“This is not your typical theater experience,” East says. “This is a theatrical event that is encased within a ceremony that is also encased within a community discussion.”
The theatrical portion of the evening is about 40 minutes, aspects of ceremony woven throughout the evening and a final community discussion about local watershed issues.
The sort of overarching mission or focus of Holy Fool Arts is to fuse earth-centered spirituality with the biblical prophetic tradition while drawing on the ancient power of art and ceremony.
Tevyn East, co-founder Holy Fool Arts
East, along with husband and co-founder Jay Beck, calls this portion of their work theopoetic theater, or ceremonial theater, and unlike conventional theater, their goal is not just to entertain or inform, but to transform individuals and communities while drawing from faith, art, and activism.
“The sort of overarching mission or focus of Holy Fool Arts is to fuse earth-centered spirituality with the biblical prophetic tradition while drawing on the ancient power of art and ceremony,” says East. “We’re seeking to facilitate the healing work of communal grief and struggle and, of course, defiant joy.
“This effort to bridge faith, art and activism is something I feel a lot of people are working to do, but there’s not many examples demonstrating how it’s done because these are strange worlds to bridge. We believe that is to our detriment.There exists these chasms sometimes between the faith world and the world of direct action or justice advocacy work. Some of the suspicion that is thrown on artists from the faith world really undermines our churches, our faith communities’ ability to creatively demonstrate their dreams for the world.”
While East says their work is rooted in their faith, they are not attempting to proseltyize or convert anyone to a certain way of thinking, but to bring together disparate disciplines and people for deeper engagement about social justice issues that affect us all.
“To be clear, we are not bridging these worlds of some hope of converting artists and activists to some Christian doctrine,” East says. “Our interest is in demonstrating what we believe the renewal of the church looks like.
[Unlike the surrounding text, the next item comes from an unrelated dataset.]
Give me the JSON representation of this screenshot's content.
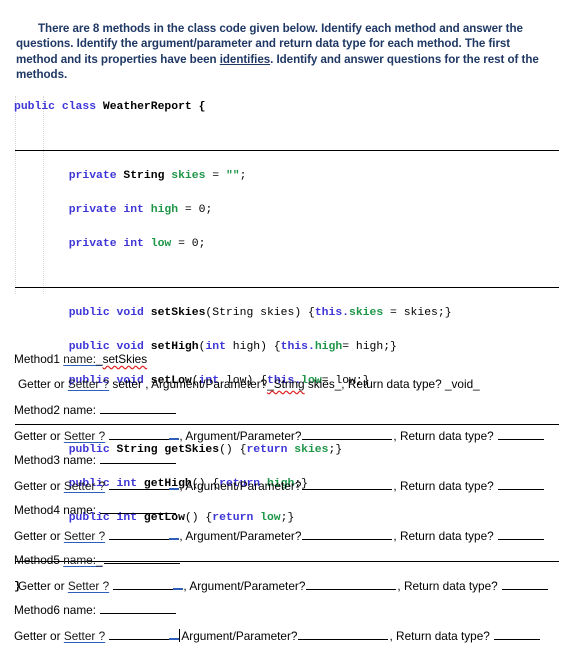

For our work to be relevant and compelling, we really need to take some cues from the best work that is happening in our arts communities and our activist communities.”
“Wade Through Deep Water” is part of the group’s Caravan series, a traveling suite of shows — one for each of the four elements of earth, wind, water, and fire — designed to enchant, embody, and embed ideas about the divinity of nature, which East says is not in opposition to Biblical portrayals of nature.
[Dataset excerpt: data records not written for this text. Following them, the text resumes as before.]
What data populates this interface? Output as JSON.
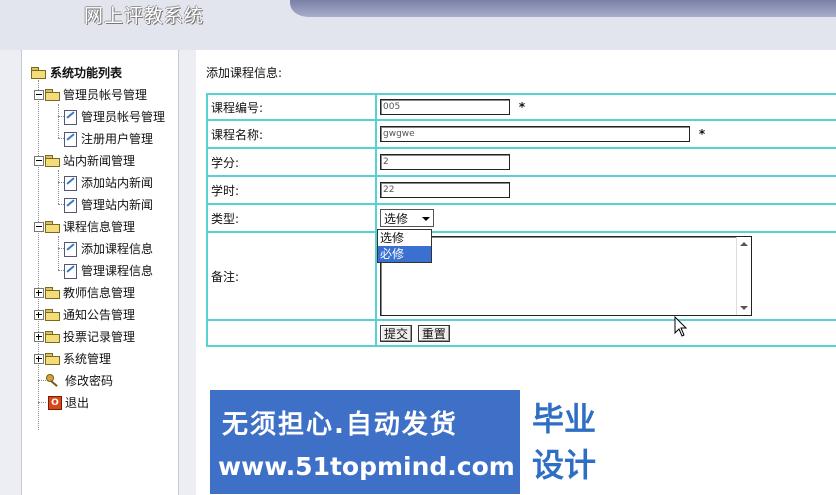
{
  "app": {
    "title": "网上评教系统"
  },
  "sidebar": {
    "root_label": "系统功能列表",
    "groups": [
      {
        "label": "管理员帐号管理",
        "expanded": true,
        "children": [
          "管理员帐号管理",
          "注册用户管理"
        ]
      },
      {
        "label": "站内新闻管理",
        "expanded": true,
        "children": [
          "添加站内新闻",
          "管理站内新闻"
        ]
      },
      {
        "label": "课程信息管理",
        "expanded": true,
        "children": [
          "添加课程信息",
          "管理课程信息"
        ]
      },
      {
        "label": "教师信息管理",
        "expanded": false
      },
      {
        "label": "通知公告管理",
        "expanded": false
      },
      {
        "label": "投票记录管理",
        "expanded": false
      },
      {
        "label": "系统管理",
        "expanded": false
      }
    ],
    "change_password": "修改密码",
    "logout": "退出"
  },
  "form": {
    "title": "添加课程信息:",
    "fields": {
      "course_code": {
        "label": "课程编号:",
        "value": "005",
        "required_mark": "*"
      },
      "course_name": {
        "label": "课程名称:",
        "value": "gwgwe",
        "required_mark": "*"
      },
      "credit": {
        "label": "学分:",
        "value": "2"
      },
      "hours": {
        "label": "学时:",
        "value": "22"
      },
      "type": {
        "label": "类型:",
        "selected": "选修",
        "options": [
          "选修",
          "必修"
        ],
        "highlighted_option": "必修"
      },
      "remark": {
        "label": "备注:",
        "value": ""
      }
    },
    "submit_label": "提交",
    "reset_label": "重置"
  },
  "banner": {
    "slogan": "无须担心.自动发货",
    "url": "www.51topmind.com",
    "word1": "毕业",
    "word2": "设计"
  },
  "colors": {
    "accent_border": "#58d0d4",
    "banner_blue": "#3f70c8",
    "selected_option": "#3a70d0"
  }
}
“Our different pieces are ways in which we’re doing a sort of ecological rereading of scripture to show how the voice of the divine comes through or is experienced in the natural world,” East says.
“In the scripture, God speaks to Job through the whirlwind. There is the Holy Spirit Dove that is there during Jesus’ baptism. There’s a talking bush that instructs Moses.”
East says that the group often draws upon the “wild theatricality” of the prophets.
“They’re more understood when we understand the prophets’ relationship with the natural world,” East says. “In this show, John’s story and Miriam’s story and the transformation that they experience is best understood when we recognize their relationship with water and how water plays a big role in their journeys.”
Candace Chaney is a Lexington-based writer and critic.